*ACTIVITY*
The answer is all of the entries below, repeated exactly and free of pictures.

*DATA SHOWN*

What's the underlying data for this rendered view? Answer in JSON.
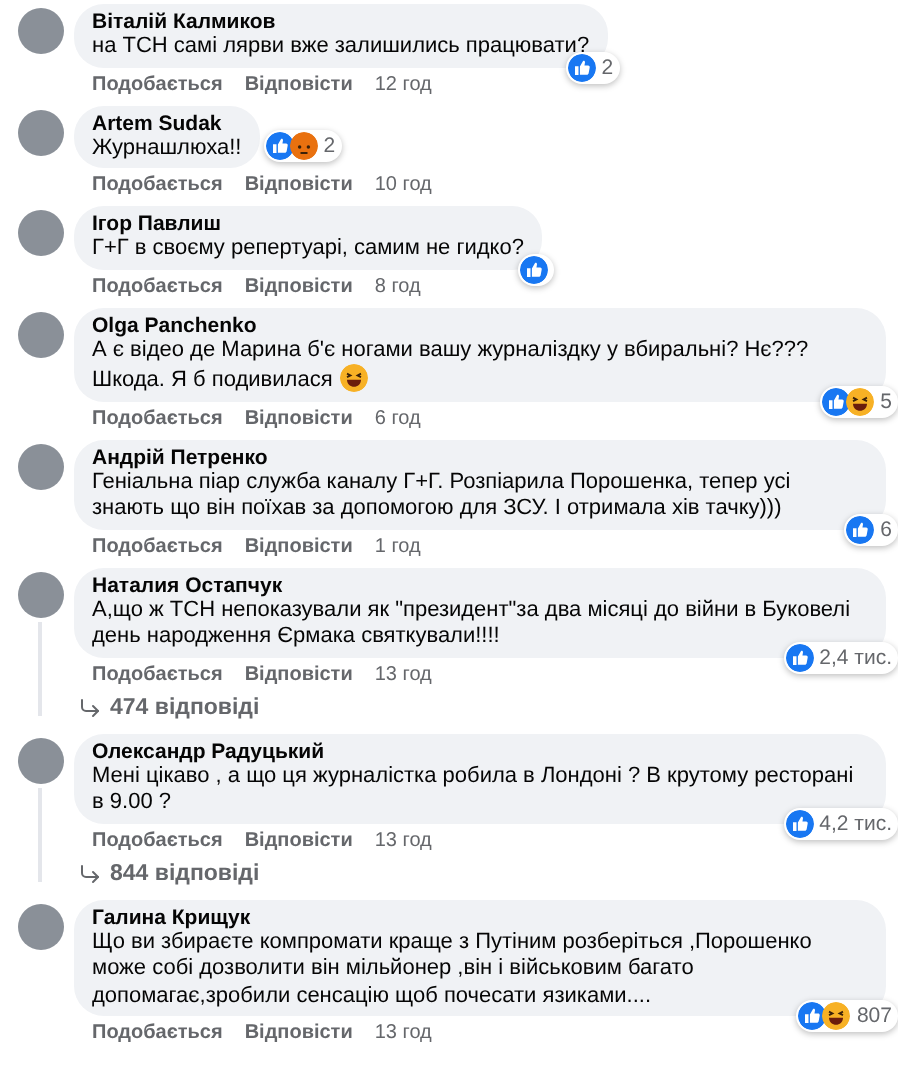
{
  "comments": [
    {
      "author": "Віталій Калмиков",
      "text": "на ТСН самі лярви вже залишились працювати?",
      "like_label": "Подобається",
      "reply_label": "Відповісти",
      "time": "12 год",
      "reaction_badge": {
        "kind": "corner",
        "icons": [
          {
            "kind": "like"
          }
        ],
        "count": "2"
      }
    },
    {
      "author": "Artem Sudak",
      "text": "Журнашлюха!!",
      "like_label": "Подобається",
      "reply_label": "Відповісти",
      "time": "10 год",
      "reaction_badge": {
        "kind": "side",
        "icons": [
          {
            "kind": "like"
          },
          {
            "kind": "angry"
          }
        ],
        "count": "2"
      }
    },
    {
      "author": "Ігор Павлиш",
      "text": "Г+Г в своєму репертуарі, самим не гидко?",
      "like_label": "Подобається",
      "reply_label": "Відповісти",
      "time": "8 год",
      "reaction_badge": {
        "kind": "corner",
        "icons": [
          {
            "kind": "like"
          }
        ]
      }
    },
    {
      "author": "Olga Panchenko",
      "text": "А є відео де Марина б'є ногами вашу журналіздку у вбиральні? Нє??? Шкода. Я б подивилася",
      "emoji": {
        "kind": "laugh"
      },
      "like_label": "Подобається",
      "reply_label": "Відповісти",
      "time": "6 год",
      "reaction_badge": {
        "kind": "corner",
        "icons": [
          {
            "kind": "like"
          },
          {
            "kind": "haha"
          }
        ],
        "count": "5"
      }
    },
    {
      "author": "Андрій Петренко",
      "text": "Геніальна піар служба каналу Г+Г. Розпіарила Порошенка, тепер усі знають що він поїхав за допомогою для ЗСУ. І отримала хів тачку)))",
      "like_label": "Подобається",
      "reply_label": "Відповісти",
      "time": "1 год",
      "reaction_badge": {
        "kind": "corner",
        "icons": [
          {
            "kind": "like"
          }
        ],
        "count": "6"
      }
    },
    {
      "author": "Наталия Остапчук",
      "text": "А,що ж ТСН непоказували як \"президент\"за два місяці до війни в Буковелі день народження Єрмака святкували!!!!",
      "like_label": "Подобається",
      "reply_label": "Відповісти",
      "time": "13 год",
      "reaction_badge": {
        "kind": "corner",
        "icons": [
          {
            "kind": "like"
          }
        ],
        "count": "2,4 тис."
      },
      "replies": "474 відповіді"
    },
    {
      "author": "Олександр Радуцький",
      "text": "Мені цікаво , а що ця журналістка робила в Лондоні ? В крутому ресторані в 9.00 ?",
      "like_label": "Подобається",
      "reply_label": "Відповісти",
      "time": "13 год",
      "reaction_badge": {
        "kind": "corner",
        "icons": [
          {
            "kind": "like"
          }
        ],
        "count": "4,2 тис."
      },
      "replies": "844 відповіді"
    },
    {
      "author": "Галина Крищук",
      "text": "Що ви збираєте компромати краще з Путіним розберіться ,Порошенко може собі дозволити він мільйонер ,він і військовим багато допомагає,зробили сенсацію щоб почесати язиками....",
      "like_label": "Подобається",
      "reply_label": "Відповісти",
      "time": "13 год",
      "reaction_badge": {
        "kind": "corner",
        "icons": [
          {
            "kind": "like"
          },
          {
            "kind": "haha"
          }
        ],
        "count": "807"
      }
    }
  ]
}
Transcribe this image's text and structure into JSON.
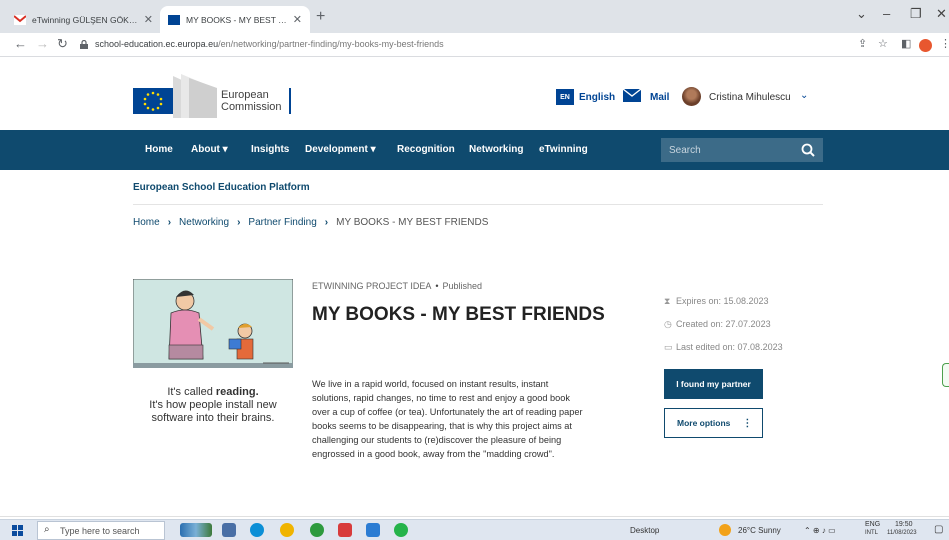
{
  "browser": {
    "tabs": [
      {
        "title": "eTwinning GÜLŞEN GÖKÇE work",
        "active": false
      },
      {
        "title": "MY BOOKS - MY BEST FRIENDS",
        "active": true
      }
    ],
    "url_host": "school-education.ec.europa.eu",
    "url_path": "/en/networking/partner-finding/my-books-my-best-friends"
  },
  "header": {
    "logo_line1": "European",
    "logo_line2": "Commission",
    "lang_code": "EN",
    "lang_label": "English",
    "mail_label": "Mail",
    "user_name": "Cristina Mihulescu"
  },
  "nav": {
    "items": [
      "Home",
      "About ▾",
      "Insights",
      "Development ▾",
      "Recognition",
      "Networking",
      "eTwinning"
    ],
    "search_placeholder": "Search"
  },
  "platform_title": "European School Education Platform",
  "breadcrumb": [
    "Home",
    "Networking",
    "Partner Finding",
    "MY BOOKS - MY BEST FRIENDS"
  ],
  "project": {
    "kicker": "ETWINNING PROJECT IDEA",
    "status": "Published",
    "title": "MY BOOKS - MY BEST FRIENDS",
    "image_caption_pre": "It's called ",
    "image_caption_bold": "reading.",
    "image_caption_post": "It's how people install new software into their brains.",
    "description": "We live in a rapid world, focused on instant results, instant solutions, rapid changes, no time to rest and enjoy a good book over a cup of coffee (or tea). Unfortunately the art of reading paper books seems to be disappearing, that is why this project aims at challenging our students to (re)discover the pleasure of being engrossed in a good book, away from the \"madding crowd\"."
  },
  "sidebar": {
    "expires": "Expires on: 15.08.2023",
    "created": "Created on: 27.07.2023",
    "edited": "Last edited on: 07.08.2023",
    "primary_button": "I found my partner",
    "secondary_button": "More options"
  },
  "taskbar": {
    "search_placeholder": "Type here to search",
    "desktop_label": "Desktop",
    "weather": "26°C  Sunny",
    "lang": "ENG",
    "lang2": "INTL",
    "time": "19:50",
    "date": "11/08/2023"
  },
  "colors": {
    "nav_bg": "#0f4a6e",
    "brand_blue": "#004494"
  }
}
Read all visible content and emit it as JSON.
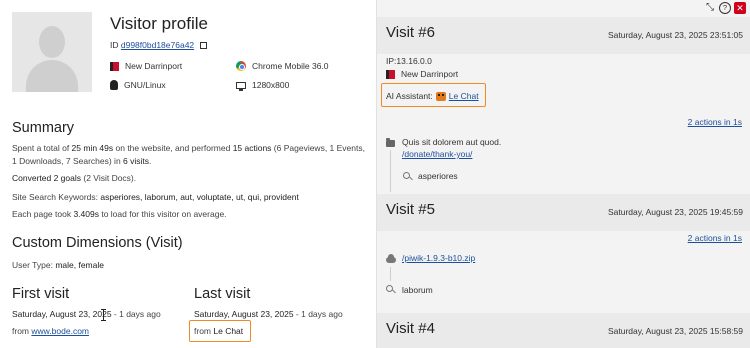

*RESULT BELOW*
What's the underlying data for this rendered view? Answer in JSON.
{
  "comments": [
    {
      "author": "Віталій Калмиков",
      "text": "на ТСН самі лярви вже залишились працювати?",
      "like_label": "Подобається",
      "reply_label": "Відповісти",
      "time": "12 год",
      "reaction_badge": {
        "kind": "corner",
        "icons": [
          {
            "kind": "like"
          }
        ],
        "count": "2"
      }
    },
    {
      "author": "Artem Sudak",
      "text": "Журнашлюха!!",
      "like_label": "Подобається",
      "reply_label": "Відповісти",
      "time": "10 год",
      "reaction_badge": {
        "kind": "side",
        "icons": [
          {
            "kind": "like"
          },
          {
            "kind": "angry"
          }
        ],
        "count": "2"
      }
    },
    {
      "author": "Ігор Павлиш",
      "text": "Г+Г в своєму репертуарі, самим не гидко?",
      "like_label": "Подобається",
      "reply_label": "Відповісти",
      "time": "8 год",
      "reaction_badge": {
        "kind": "corner",
        "icons": [
          {
            "kind": "like"
          }
        ]
      }
    },
    {
      "author": "Olga Panchenko",
      "text": "А є відео де Марина б'є ногами вашу журналіздку у вбиральні? Нє??? Шкода. Я б подивилася",
      "emoji": {
        "kind": "laugh"
      },
      "like_label": "Подобається",
      "reply_label": "Відповісти",
      "time": "6 год",
      "reaction_badge": {
        "kind": "corner",
        "icons": [
          {
            "kind": "like"
          },
          {
            "kind": "haha"
          }
        ],
        "count": "5"
      }
    },
    {
      "author": "Андрій Петренко",
      "text": "Геніальна піар служба каналу Г+Г. Розпіарила Порошенка, тепер усі знають що він поїхав за допомогою для ЗСУ. І отримала хів тачку)))",
      "like_label": "Подобається",
      "reply_label": "Відповісти",
      "time": "1 год",
      "reaction_badge": {
        "kind": "corner",
        "icons": [
          {
            "kind": "like"
          }
        ],
        "count": "6"
      }
    },
    {
      "author": "Наталия Остапчук",
      "text": "А,що ж ТСН непоказували як \"президент\"за два місяці до війни в Буковелі день народження Єрмака святкували!!!!",
      "like_label": "Подобається",
      "reply_label": "Відповісти",
      "time": "13 год",
      "reaction_badge": {
        "kind": "corner",
        "icons": [
          {
            "kind": "like"
          }
        ],
        "count": "2,4 тис."
      },
      "replies": "474 відповіді"
    },
    {
      "author": "Олександр Радуцький",
      "text": "Мені цікаво , а що ця журналістка робила в Лондоні ? В крутому ресторані в 9.00 ?",
      "like_label": "Подобається",
      "reply_label": "Відповісти",
      "time": "13 год",
      "reaction_badge": {
        "kind": "corner",
        "icons": [
          {
            "kind": "like"
          }
        ],
        "count": "4,2 тис."
      },
      "replies": "844 відповіді"
    },
    {
      "author": "Галина Крищук",
      "text": "Що ви збираєте компромати краще з Путіним розберіться ,Порошенко може собі дозволити він мільйонер ,він і військовим багато допомагає,зробили сенсацію щоб почесати язиками....",
      "like_label": "Подобається",
      "reply_label": "Відповісти",
      "time": "13 год",
      "reaction_badge": {
        "kind": "corner",
        "icons": [
          {
            "kind": "like"
          },
          {
            "kind": "haha"
          }
        ],
        "count": "807"
      }
    }
  ]
}
Transcribe this image's text and structure into JSON.
{
  "browser": {
    "tabs": [
      {
        "title": "eTwinning GÜLŞEN GÖKÇE work",
        "active": false
      },
      {
        "title": "MY BOOKS - MY BEST FRIENDS",
        "active": true
      }
    ],
    "url_host": "school-education.ec.europa.eu",
    "url_path": "/en/networking/partner-finding/my-books-my-best-friends"
  },
  "header": {
    "logo_line1": "European",
    "logo_line2": "Commission",
    "lang_code": "EN",
    "lang_label": "English",
    "mail_label": "Mail",
    "user_name": "Cristina Mihulescu"
  },
  "nav": {
    "items": [
      "Home",
      "About ▾",
      "Insights",
      "Development ▾",
      "Recognition",
      "Networking",
      "eTwinning"
    ],
    "search_placeholder": "Search"
  },
  "platform_title": "European School Education Platform",
  "breadcrumb": [
    "Home",
    "Networking",
    "Partner Finding",
    "MY BOOKS - MY BEST FRIENDS"
  ],
  "project": {
    "kicker": "ETWINNING PROJECT IDEA",
    "status": "Published",
    "title": "MY BOOKS - MY BEST FRIENDS",
    "image_caption_pre": "It's called ",
    "image_caption_bold": "reading.",
    "image_caption_post": "It's how people install new software into their brains.",
    "description": "We live in a rapid world, focused on instant results, instant solutions, rapid changes, no time to rest and enjoy a good book over a cup of coffee (or tea). Unfortunately the art of reading paper books seems to be disappearing, that is why this project aims at challenging our students to (re)discover the pleasure of being engrossed in a good book, away from the \"madding crowd\"."
  },
  "sidebar": {
    "expires": "Expires on: 15.08.2023",
    "created": "Created on: 27.07.2023",
    "edited": "Last edited on: 07.08.2023",
    "primary_button": "I found my partner",
    "secondary_button": "More options"
  },
  "taskbar": {
    "search_placeholder": "Type here to search",
    "desktop_label": "Desktop",
    "weather": "26°C  Sunny",
    "lang": "ENG",
    "lang2": "INTL",
    "time": "19:50",
    "date": "11/08/2023"
  },
  "colors": {
    "nav_bg": "#0f4a6e",
    "brand_blue": "#004494"
  }
}
Read all visible content and emit it as JSON.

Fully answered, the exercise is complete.